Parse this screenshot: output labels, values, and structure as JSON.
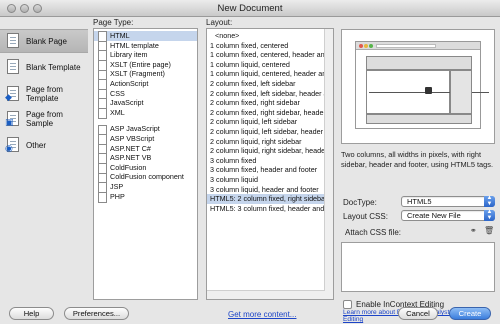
{
  "window": {
    "title": "New Document"
  },
  "categories": [
    {
      "label": "Blank Page",
      "icon": "blank-page-icon",
      "active": true
    },
    {
      "label": "Blank Template",
      "icon": "blank-template-icon",
      "active": false
    },
    {
      "label": "Page from Template",
      "icon": "page-from-template-icon",
      "active": false
    },
    {
      "label": "Page from Sample",
      "icon": "page-from-sample-icon",
      "active": false
    },
    {
      "label": "Other",
      "icon": "other-icon",
      "active": false
    }
  ],
  "page_type": {
    "heading": "Page Type:",
    "groups": [
      [
        "HTML",
        "HTML template",
        "Library item",
        "XSLT (Entire page)",
        "XSLT (Fragment)",
        "ActionScript",
        "CSS",
        "JavaScript",
        "XML"
      ],
      [
        "ASP JavaScript",
        "ASP VBScript",
        "ASP.NET C#",
        "ASP.NET VB",
        "ColdFusion",
        "ColdFusion component",
        "JSP",
        "PHP"
      ]
    ],
    "selected": "HTML"
  },
  "layout": {
    "heading": "Layout:",
    "items": [
      "<none>",
      "1 column fixed, centered",
      "1 column fixed, centered, header and fo",
      "1 column liquid, centered",
      "1 column liquid, centered, header and fo",
      "2 column fixed, left sidebar",
      "2 column fixed, left sidebar, header and",
      "2 column fixed, right sidebar",
      "2 column fixed, right sidebar, header an",
      "2 column liquid, left sidebar",
      "2 column liquid, left sidebar, header and",
      "2 column liquid, right sidebar",
      "2 column liquid, right sidebar, header an",
      "3 column fixed",
      "3 column fixed, header and footer",
      "3 column liquid",
      "3 column liquid, header and footer",
      "HTML5: 2 column fixed, right sidebar, hea",
      "HTML5: 3 column fixed, header and foote"
    ],
    "selected": "HTML5: 2 column fixed, right sidebar, hea"
  },
  "preview": {
    "description": "Two columns, all widths in pixels, with right sidebar, header and footer, using HTML5 tags."
  },
  "form": {
    "doctype_label": "DocType:",
    "doctype_value": "HTML5",
    "layout_css_label": "Layout CSS:",
    "layout_css_value": "Create New File",
    "attach_css_label": "Attach CSS file:",
    "incontext_label": "Enable InContext Editing",
    "incontext_link": "Learn more about Business Catalyst InContext Editing"
  },
  "buttons": {
    "help": "Help",
    "preferences": "Preferences...",
    "get_more": "Get more content...",
    "cancel": "Cancel",
    "create": "Create"
  },
  "colors": {
    "selection": "#3875d7",
    "primary_button": "#3b7ddd",
    "link": "#1c44c7"
  }
}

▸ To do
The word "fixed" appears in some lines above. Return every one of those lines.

▸ Exercise answer
      "1 column fixed, centered",
      "1 column fixed, centered, header and fo",
      "2 column fixed, left sidebar",
      "2 column fixed, left sidebar, header and",
      "2 column fixed, right sidebar",
      "2 column fixed, right sidebar, header an",
      "3 column fixed",
      "3 column fixed, header and footer",
      "HTML5: 2 column fixed, right sidebar, hea",
      "HTML5: 3 column fixed, header and foote"
    "selected": "HTML5: 2 column fixed, right sidebar, hea"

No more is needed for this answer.